I stand transfixed. I learn that the steel drums, or pans, originate in Trinidad in the 1930s. Somehow, through trial and error, experimentation, creativity and necessity, sparked by innovators such as Winston “Spree” Simon, Ellie Mannette and Bertie Marshall, the bottom of the oil drum is first pounded into a bowl shape. It is then further shaped and tuned with hammers to form distinct resonating surfaces.
I worm my way up close, tuck in beneath the extended canopy. I watch the drummers closely, as they strike the various pans using rubber tipped sticks. The size and type of tip varies according to the size of the pan.
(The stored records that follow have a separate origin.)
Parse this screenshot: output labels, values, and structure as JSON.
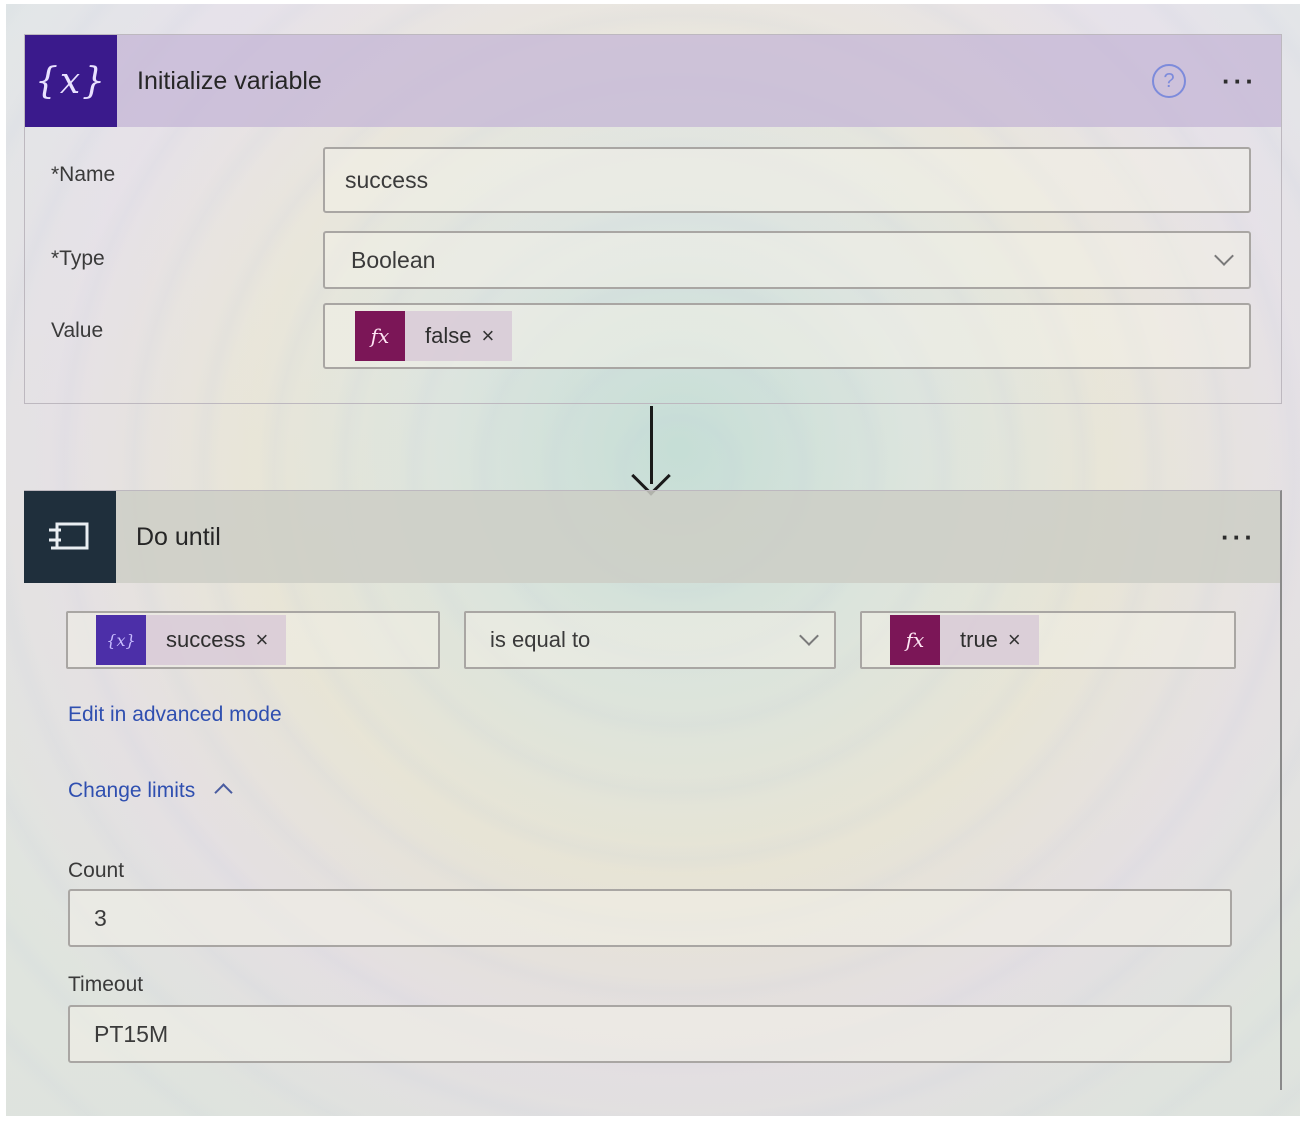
{
  "init_variable": {
    "title": "Initialize variable",
    "icon": "{x}",
    "help_icon": "?",
    "more_icon": "···",
    "fields": {
      "name_label": "*Name",
      "name_value": "success",
      "type_label": "*Type",
      "type_value": "Boolean",
      "value_label": "Value",
      "value_token": {
        "icon": "fx",
        "text": "false",
        "remove": "×"
      }
    }
  },
  "do_until": {
    "title": "Do until",
    "more_icon": "···",
    "condition": {
      "left_token": {
        "icon": "{x}",
        "text": "success",
        "remove": "×"
      },
      "operator": "is equal to",
      "right_token": {
        "icon": "fx",
        "text": "true",
        "remove": "×"
      }
    },
    "advanced_mode_link": "Edit in advanced mode",
    "change_limits_link": "Change limits",
    "count_label": "Count",
    "count_value": "3",
    "timeout_label": "Timeout",
    "timeout_value": "PT15M"
  },
  "colors": {
    "variable_icon_bg": "#3a1a8c",
    "loop_icon_bg": "#1f2f3c",
    "expression_token_bg": "#7b1657",
    "link": "#2f4fb0"
  }
}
One in the group even plays with two sticks in each hand, displaying remarkable dexterity. Indeed, nine different sized steelpans cover the same range as the piccolo to a double bass, quite amazingly producing a blanket of sound to rival a traditional symphony orchestra.
There is history as well. Though adapting some of the diverse styles and rhythms of both the African slaves who worked the original plantations and the Indians who migrated to the country in the 19th century, initially the steel pan sound is not taken seriously by Trinidad high society. Instead, it remains associated with the lower classes, with criminals, hooligans, and the ghettos. Yet, by constantly expanding their repertoire, by enhancing calypso, the classics and jazz, steel bands gain pride and respect, soon are held in high regard nationally and internationally.
And they deserve to be. I remain completely mesmerized by an astonishingly diverse and wide-ranging performance. Neil Diamond's Red, Red Wine follows Beethoven’s Fifth Symphony. Ave Maria is part of a set with Rossini’s William Tell Overture and Mighty Sparrow's Jean and Dinah. And, after several encores, when signing off, the band plays Caribbean Queen.
This final piece is a tribute to R and B singer-songwriter Billy Ocean, one of Trinidad’s most famous sons. It sees the appreciative crowd go absolutely bonkers. Singing and swaying together, dancing up a storm in the street. Me so fortunate to be right in the middle of it all, as, far too soon, an electrifying, exhilarating, intoxicating few hours reach a conclusion.
I snap out of my reverie. My coffee is cold. Now back at the window, I ponder just how old oil drums can actually transform into such enchanting musical instruments. How something so stunning can emerge from seemingly nothing.
I surmise that beauty does indeed come in many forms, as, right on cue, the sun glitters and sparkles on the water below.